◆ What to work on ◆
This exercise asks for an exact copy of every entry below, with pictures omitted.

Exercise materials Block Start

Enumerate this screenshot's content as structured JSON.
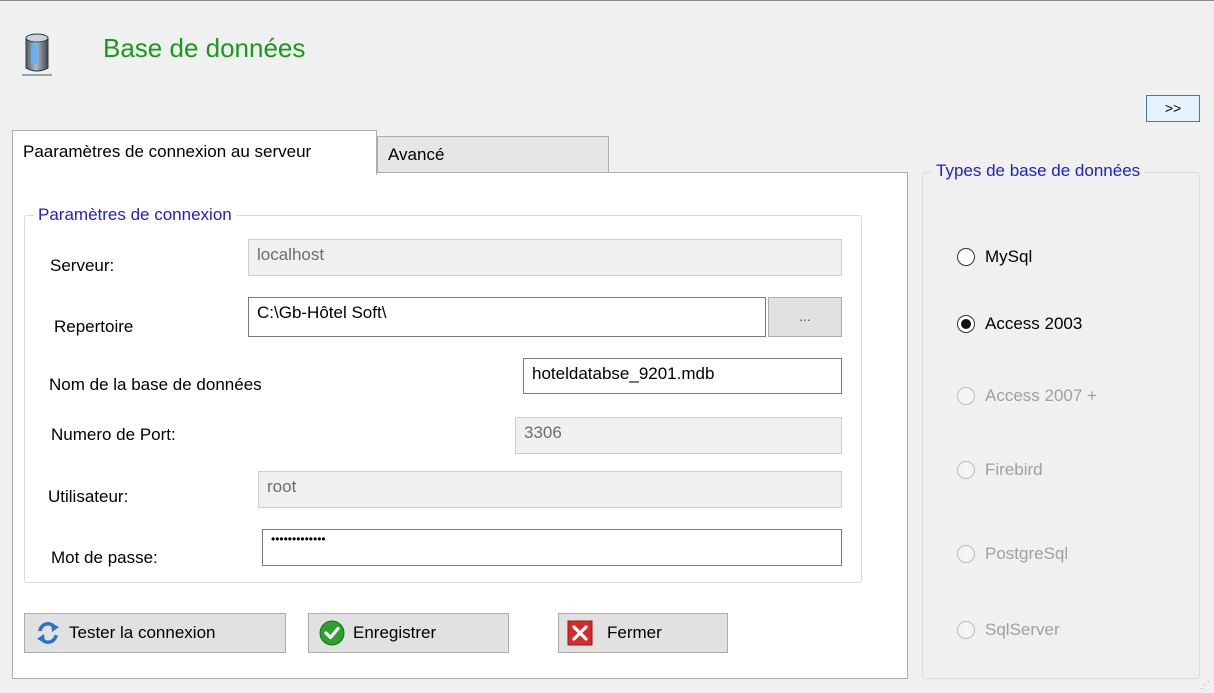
{
  "window": {
    "title": "Base de données",
    "expand_label": ">>"
  },
  "tabs": [
    {
      "label": "Paaramètres de connexion au serveur",
      "active": true
    },
    {
      "label": "Avancé",
      "active": false
    }
  ],
  "connection": {
    "legend": "Paramètres de connexion",
    "server_label": "Serveur:",
    "server_value": "localhost",
    "directory_label": "Repertoire",
    "directory_value": "C:\\Gb-Hôtel Soft\\",
    "browse_label": "...",
    "dbname_label": "Nom de la base de données",
    "dbname_value": "hoteldatabse_9201.mdb",
    "port_label": "Numero de Port:",
    "port_value": "3306",
    "user_label": "Utilisateur:",
    "user_value": "root",
    "password_label": "Mot de passe:",
    "password_value": "•••••••••••••"
  },
  "buttons": {
    "test": "Tester la connexion",
    "save": "Enregistrer",
    "close": "Fermer"
  },
  "db_types": {
    "legend": "Types de base de données",
    "options": [
      {
        "label": "MySql",
        "selected": false,
        "enabled": true
      },
      {
        "label": "Access 2003",
        "selected": true,
        "enabled": true
      },
      {
        "label": "Access 2007 +",
        "selected": false,
        "enabled": false
      },
      {
        "label": "Firebird",
        "selected": false,
        "enabled": false
      },
      {
        "label": "PostgreSql",
        "selected": false,
        "enabled": false
      },
      {
        "label": "SqlServer",
        "selected": false,
        "enabled": false
      }
    ]
  },
  "colors": {
    "title": "#1a9a1a",
    "legend": "#2020d0",
    "accent_border": "#3c7fb1"
  }
}
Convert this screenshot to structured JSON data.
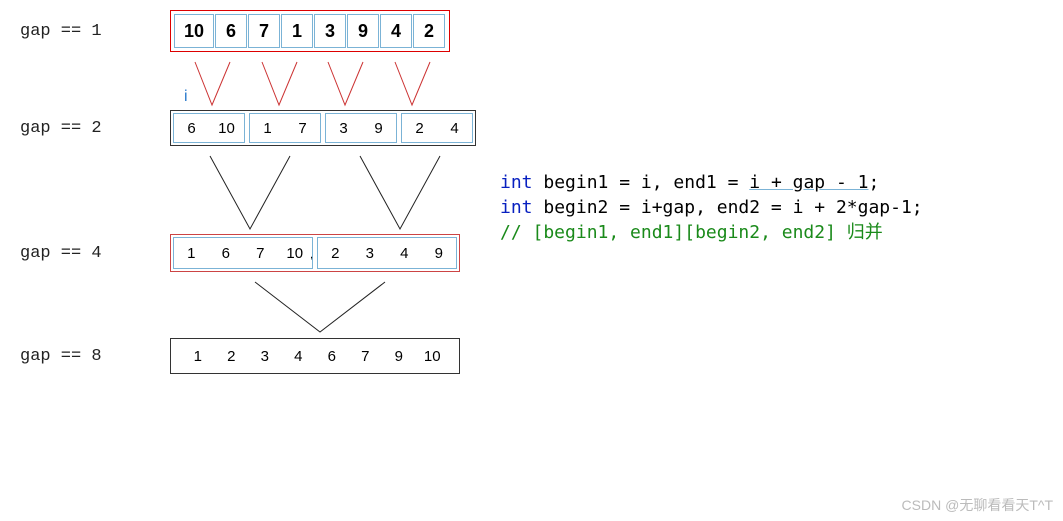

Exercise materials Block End

◆ Answer to this task ◆
Enumerate this screenshot's content as structured JSON.
{
  "window": {
    "title": "Base de données",
    "expand_label": ">>"
  },
  "tabs": [
    {
      "label": "Paaramètres de connexion au serveur",
      "active": true
    },
    {
      "label": "Avancé",
      "active": false
    }
  ],
  "connection": {
    "legend": "Paramètres de connexion",
    "server_label": "Serveur:",
    "server_value": "localhost",
    "directory_label": "Repertoire",
    "directory_value": "C:\\Gb-Hôtel Soft\\",
    "browse_label": "...",
    "dbname_label": "Nom de la base de données",
    "dbname_value": "hoteldatabse_9201.mdb",
    "port_label": "Numero de Port:",
    "port_value": "3306",
    "user_label": "Utilisateur:",
    "user_value": "root",
    "password_label": "Mot de passe:",
    "password_value": "•••••••••••••"
  },
  "buttons": {
    "test": "Tester la connexion",
    "save": "Enregistrer",
    "close": "Fermer"
  },
  "db_types": {
    "legend": "Types de base de données",
    "options": [
      {
        "label": "MySql",
        "selected": false,
        "enabled": true
      },
      {
        "label": "Access 2003",
        "selected": true,
        "enabled": true
      },
      {
        "label": "Access 2007 +",
        "selected": false,
        "enabled": false
      },
      {
        "label": "Firebird",
        "selected": false,
        "enabled": false
      },
      {
        "label": "PostgreSql",
        "selected": false,
        "enabled": false
      },
      {
        "label": "SqlServer",
        "selected": false,
        "enabled": false
      }
    ]
  },
  "colors": {
    "title": "#1a9a1a",
    "legend": "#2020d0",
    "accent_border": "#3c7fb1"
  }
}
Convert this screenshot to structured JSON data.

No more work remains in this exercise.